“Lisa!” Mum shouted. “You know that you are not allowed to go down there on your own.”
“Sorry, Mum,” Wobbles called back, and skipped around the side of the house. At the barbecue Dad was now bent right over with his head inside it, muttering to himself. As Wobbles watched, Dad pulled his head out and turned a switch. His hand waved around, and then found a box of matches on the shelf fixed to the side of the barbecue.
Dad smiled widely, struck a match, and waved it at the barbecue. There was a loud bang and he fell over backwards, his eyebrows on fire. Flames spurted wildly out of the barbecue, until Dad turned the gas down. Dad started shouting again.
Both Wobbles and Jeremy burst out laughing. Dad’s face was covered in soot, and it was clear that both of his eyebrows had gone up in flames. Mum’s head popped back out of the kitchen window.
“Dad! What do you think you are playing at! People are due here in half an hour. Now, put some sausages on the grill while I finish with this salad, then go and get clean!”
Both Jeremy and Wobbles sniggered as Dad went inside. Then Mum’s head came out of the window again.
“Lisa, I’ve got some bad news. Your friend Ellie can’t come. Her mummy says she isn’t feeling very well.”
Wobbles’ face fell. The party would not be as much fun without her best friend.
“Stay away from the barbecue, we don’t want any accidents,” Mum warned.
“She means any more accidents,” sniggered Jeremy as Dad came back out of the house, and started cooking sausages. He had washed his face, but he didn’t look very happy.
“Right, you two!” called Mum. “Come and carry some of these bowls out to the table.” As the two children went into the kitchen, the front door bell rang. The guests were starting to arrive. Soon lots of people were in the garden, talking loudly and pretending to eat the sausages Dad was burning on the grill.
Both Wobbles and Jeremy were soon ignored, as the grown ups started laughing and telling jokes. To Wobbles’ surprise, even Mister Tremble was not scowling as usual. Wobbles had an idea. To her shock, it was a naughty idea, for she was not normally a naughty little girl. She had overheard Dad telling Mum that she was probably saving it all up for when she was sixteen, but she hadn’t really understood what he meant.
Wobbles looked all around, but no one was paying her any attention. Even Jeremy had gone off to his bedroom with his school friend. So Wobbles sneaked off down the garden path on her own, towards the garden shed.
When she got close to the shed, she looked all around, nervously. Then she heard it – the same strange noise. What could it be? Who could be making it? There it was again. A large old tree grew out of the bank of the stream behind the shed.

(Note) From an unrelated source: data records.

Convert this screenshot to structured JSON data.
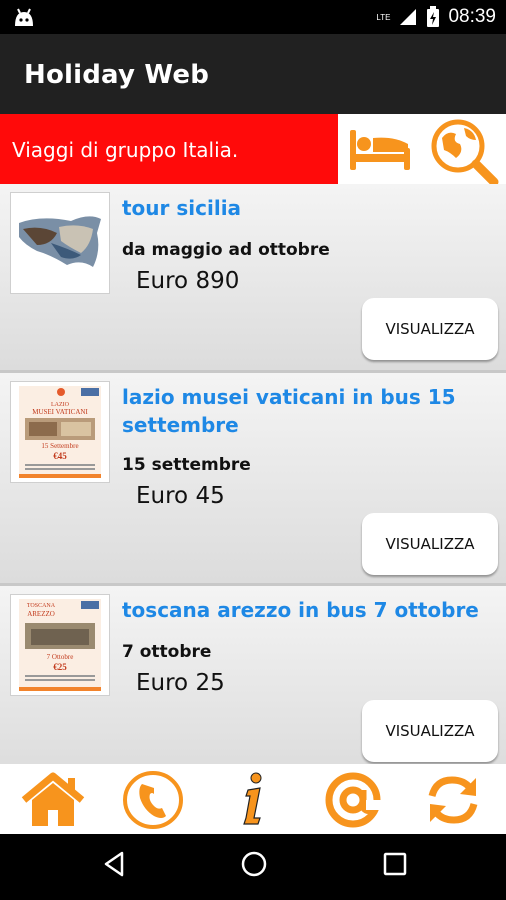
{
  "status": {
    "time": "08:39",
    "network": "LTE"
  },
  "app": {
    "title": "Holiday Web"
  },
  "banner": {
    "text": "Viaggi di gruppo Italia."
  },
  "items": [
    {
      "title": "tour sicilia",
      "dates": "da maggio ad ottobre",
      "price": "Euro 890",
      "button": "VISUALIZZA"
    },
    {
      "title": "lazio musei vaticani in bus 15 settembre",
      "dates": "15 settembre",
      "price": "Euro 45",
      "button": "VISUALIZZA"
    },
    {
      "title": "toscana arezzo in bus 7 ottobre",
      "dates": "7 ottobre",
      "price": "Euro 25",
      "button": "VISUALIZZA"
    }
  ],
  "thumbs": [
    {
      "icon": "sicily-map-image"
    },
    {
      "icon": "lazio-poster-image",
      "heading": "LAZIO",
      "sub": "MUSEI VATICANI",
      "date": "15 Settembre",
      "price": "€45"
    },
    {
      "icon": "arezzo-poster-image",
      "heading": "TOSCANA",
      "sub": "AREZZO",
      "date": "7 Ottobre",
      "price": "€25"
    }
  ],
  "bottom_nav": [
    "home-icon",
    "phone-icon",
    "info-icon",
    "email-icon",
    "refresh-icon"
  ],
  "colors": {
    "accent": "#f7941d",
    "banner_red": "#ff0a0a",
    "title_blue": "#1e88e5",
    "appbar": "#212121"
  }
}
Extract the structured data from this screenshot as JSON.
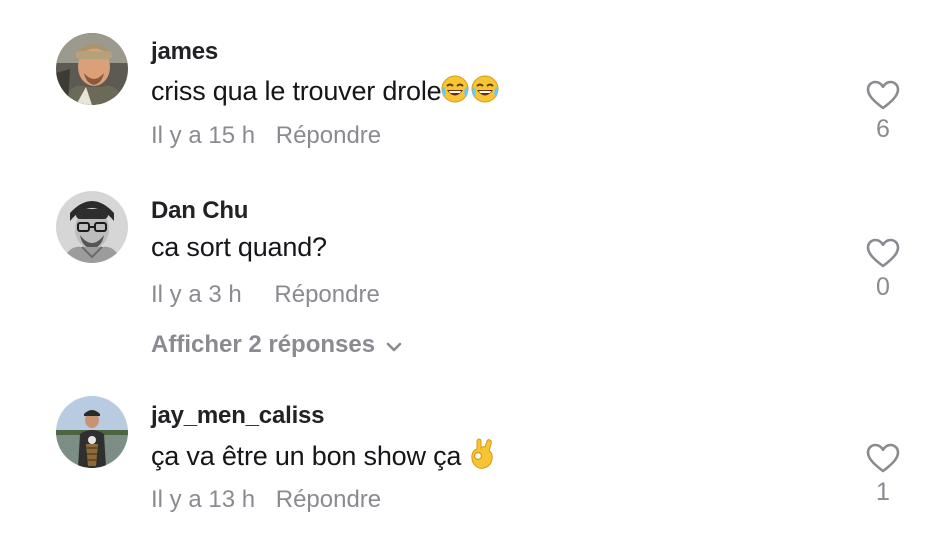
{
  "comments": [
    {
      "username": "james",
      "text": "criss qua le trouver drole",
      "emoji": "😂😂",
      "emoji_icon": "laughing-tears-emoji-icon",
      "time": "Il y a 15 h",
      "reply_label": "Répondre",
      "likes": "6"
    },
    {
      "username": "Dan Chu",
      "text": "ca sort quand?",
      "time": "Il y a 3 h",
      "reply_label": "Répondre",
      "likes": "0",
      "show_replies_label": "Afficher 2 réponses"
    },
    {
      "username": "jay_men_caliss",
      "text": "ça va être un bon show ça ",
      "emoji": "👌",
      "emoji_icon": "ok-hand-emoji-icon",
      "time": "Il y a 13 h",
      "reply_label": "Répondre",
      "likes": "1"
    }
  ],
  "colors": {
    "text": "#16161a",
    "muted": "#8a8b91",
    "background": "#ffffff"
  }
}
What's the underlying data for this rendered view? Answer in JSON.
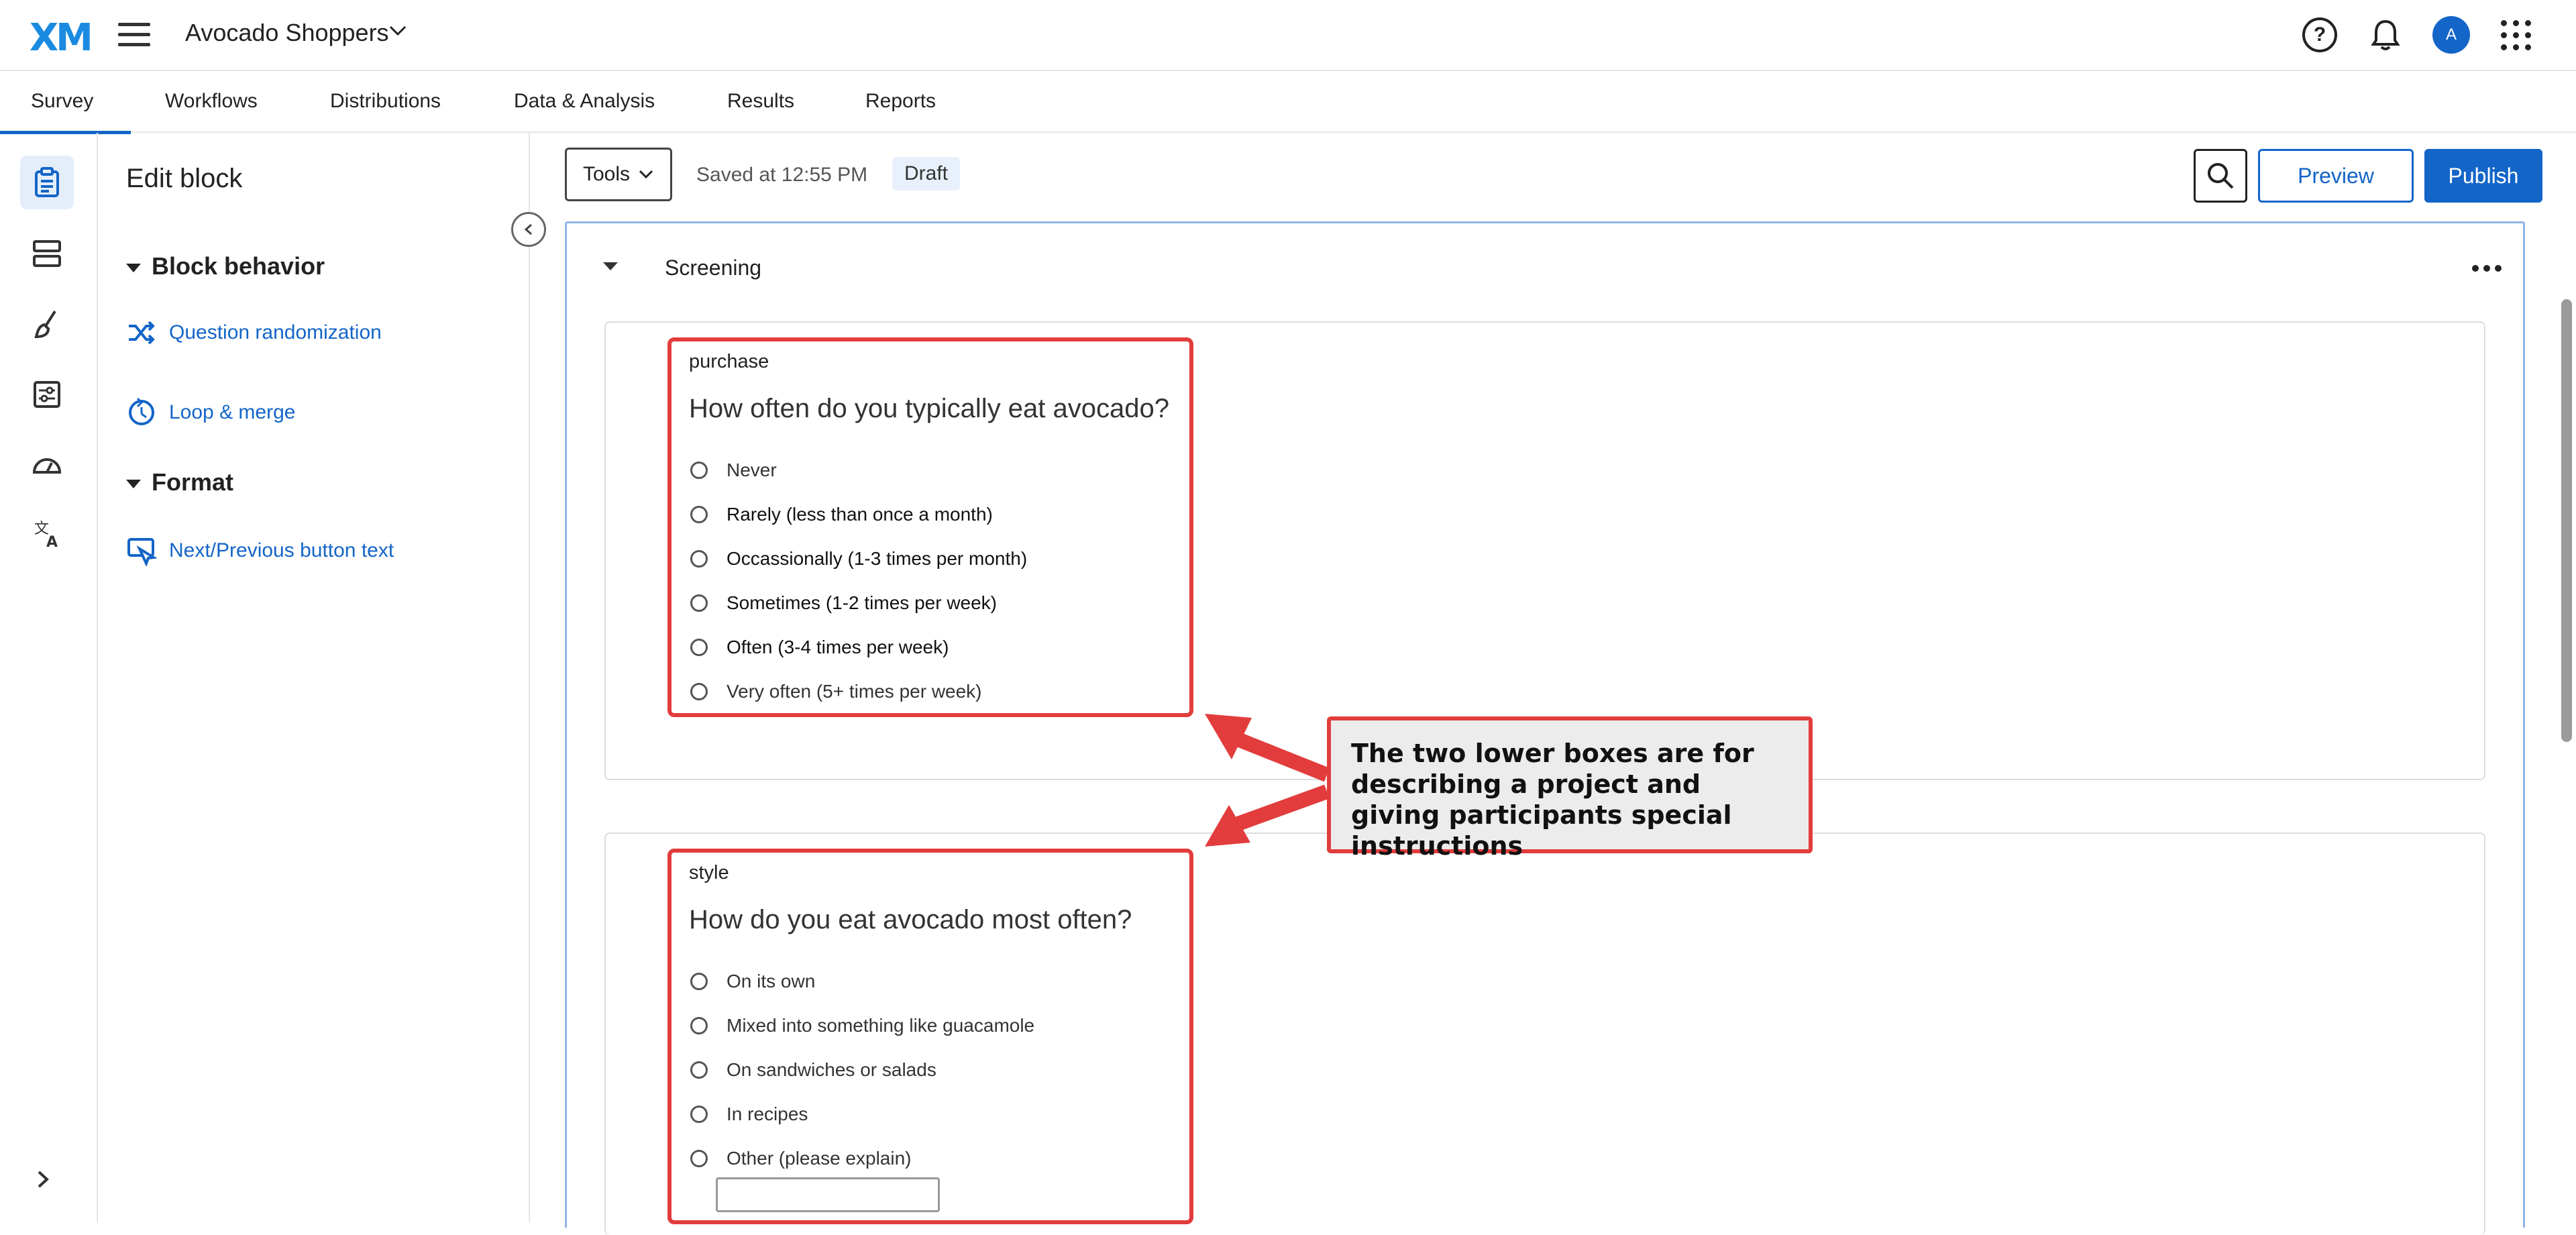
{
  "app": {
    "logo": "XM",
    "project_name": "Avocado Shoppers",
    "avatar_initial": "A"
  },
  "tabs": [
    "Survey",
    "Workflows",
    "Distributions",
    "Data & Analysis",
    "Results",
    "Reports"
  ],
  "active_tab": "Survey",
  "side_panel": {
    "title": "Edit block",
    "sections": [
      {
        "heading": "Block behavior",
        "links": [
          "Question randomization",
          "Loop & merge"
        ]
      },
      {
        "heading": "Format",
        "links": [
          "Next/Previous button text"
        ]
      }
    ]
  },
  "toolbar": {
    "tools_label": "Tools",
    "saved_text": "Saved at 12:55 PM",
    "status_badge": "Draft",
    "preview_label": "Preview",
    "publish_label": "Publish"
  },
  "block": {
    "title": "Screening",
    "questions": [
      {
        "id": "purchase",
        "text": "How often do you typically eat avocado?",
        "options": [
          "Never",
          "Rarely (less than once a month)",
          "Occassionally (1-3 times per month)",
          "Sometimes (1-2 times per week)",
          "Often (3-4 times per week)",
          "Very often (5+ times per week)"
        ]
      },
      {
        "id": "style",
        "text": "How do you eat avocado most often?",
        "options": [
          "On its own",
          "Mixed into something like guacamole",
          "On sandwiches or salads",
          "In recipes",
          "Other (please explain)"
        ]
      }
    ]
  },
  "annotation": {
    "text": "The two lower boxes are for describing a project and giving participants special instructions",
    "color": "#e23c3c"
  },
  "colors": {
    "accent": "#1365c8",
    "logo": "#1a8be0",
    "highlight": "#e23c3c"
  }
}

Wobbles crept behind the shed, and put her arms round as much of the tree trunk as she could manage.
There it was again! A sort of snort, or a sneeze or cough, all mixed up together. Wobbles held onto the trunk of the tree as hard as she could, and peered over the bank of the stream, and looked down towards the water.
There, looking out at the stream from a hole in the bank, almost hidden by the roots of the tree, was a small green dragon!